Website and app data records

= = = = =

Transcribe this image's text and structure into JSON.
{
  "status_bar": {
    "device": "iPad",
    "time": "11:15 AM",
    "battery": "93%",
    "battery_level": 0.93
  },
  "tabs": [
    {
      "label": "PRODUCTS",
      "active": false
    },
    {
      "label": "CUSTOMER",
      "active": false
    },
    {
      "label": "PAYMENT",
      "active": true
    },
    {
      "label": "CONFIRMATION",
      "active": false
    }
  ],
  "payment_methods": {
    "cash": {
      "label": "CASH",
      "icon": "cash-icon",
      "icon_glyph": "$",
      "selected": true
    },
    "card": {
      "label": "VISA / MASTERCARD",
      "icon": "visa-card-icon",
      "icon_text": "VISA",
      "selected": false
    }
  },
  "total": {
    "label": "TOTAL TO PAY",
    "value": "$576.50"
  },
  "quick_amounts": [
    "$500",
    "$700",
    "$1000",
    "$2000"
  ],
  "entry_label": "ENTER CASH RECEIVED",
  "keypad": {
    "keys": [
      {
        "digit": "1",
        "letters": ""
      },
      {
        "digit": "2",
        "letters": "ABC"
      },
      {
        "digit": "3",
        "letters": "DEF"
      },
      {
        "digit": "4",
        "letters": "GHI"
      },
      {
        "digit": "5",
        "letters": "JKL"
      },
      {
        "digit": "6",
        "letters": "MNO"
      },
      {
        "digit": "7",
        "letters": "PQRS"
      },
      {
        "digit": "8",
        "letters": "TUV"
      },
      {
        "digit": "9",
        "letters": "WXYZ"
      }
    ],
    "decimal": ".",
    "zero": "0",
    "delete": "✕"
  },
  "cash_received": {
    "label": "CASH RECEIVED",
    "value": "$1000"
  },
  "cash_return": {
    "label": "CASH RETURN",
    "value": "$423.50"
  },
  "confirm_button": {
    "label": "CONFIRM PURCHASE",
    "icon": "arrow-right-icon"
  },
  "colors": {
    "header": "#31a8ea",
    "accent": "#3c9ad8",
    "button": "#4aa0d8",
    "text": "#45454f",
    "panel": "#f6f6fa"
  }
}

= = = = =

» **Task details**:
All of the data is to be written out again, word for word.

» **The answer**:
Transcribe this image's text and structure into JSON.
{
  "status_bar": {
    "device": "iPad",
    "time": "11:15 AM",
    "battery": "93%",
    "battery_level": 0.93
  },
  "tabs": [
    {
      "label": "PRODUCTS",
      "active": false
    },
    {
      "label": "CUSTOMER",
      "active": false
    },
    {
      "label": "PAYMENT",
      "active": true
    },
    {
      "label": "CONFIRMATION",
      "active": false
    }
  ],
  "payment_methods": {
    "cash": {
      "label": "CASH",
      "icon": "cash-icon",
      "icon_glyph": "$",
      "selected": true
    },
    "card": {
      "label": "VISA / MASTERCARD",
      "icon": "visa-card-icon",
      "icon_text": "VISA",
      "selected": false
    }
  },
  "total": {
    "label": "TOTAL TO PAY",
    "value": "$576.50"
  },
  "quick_amounts": [
    "$500",
    "$700",
    "$1000",
    "$2000"
  ],
  "entry_label": "ENTER CASH RECEIVED",
  "keypad": {
    "keys": [
      {
        "digit": "1",
        "letters": ""
      },
      {
        "digit": "2",
        "letters": "ABC"
      },
      {
        "digit": "3",
        "letters": "DEF"
      },
      {
        "digit": "4",
        "letters": "GHI"
      },
      {
        "digit": "5",
        "letters": "JKL"
      },
      {
        "digit": "6",
        "letters": "MNO"
      },
      {
        "digit": "7",
        "letters": "PQRS"
      },
      {
        "digit": "8",
        "letters": "TUV"
      },
      {
        "digit": "9",
        "letters": "WXYZ"
      }
    ],
    "decimal": ".",
    "zero": "0",
    "delete": "✕"
  },
  "cash_received": {
    "label": "CASH RECEIVED",
    "value": "$1000"
  },
  "cash_return": {
    "label": "CASH RETURN",
    "value": "$423.50"
  },
  "confirm_button": {
    "label": "CONFIRM PURCHASE",
    "icon": "arrow-right-icon"
  },
  "colors": {
    "header": "#31a8ea",
    "accent": "#3c9ad8",
    "button": "#4aa0d8",
    "text": "#45454f",
    "panel": "#f6f6fa"
  }
}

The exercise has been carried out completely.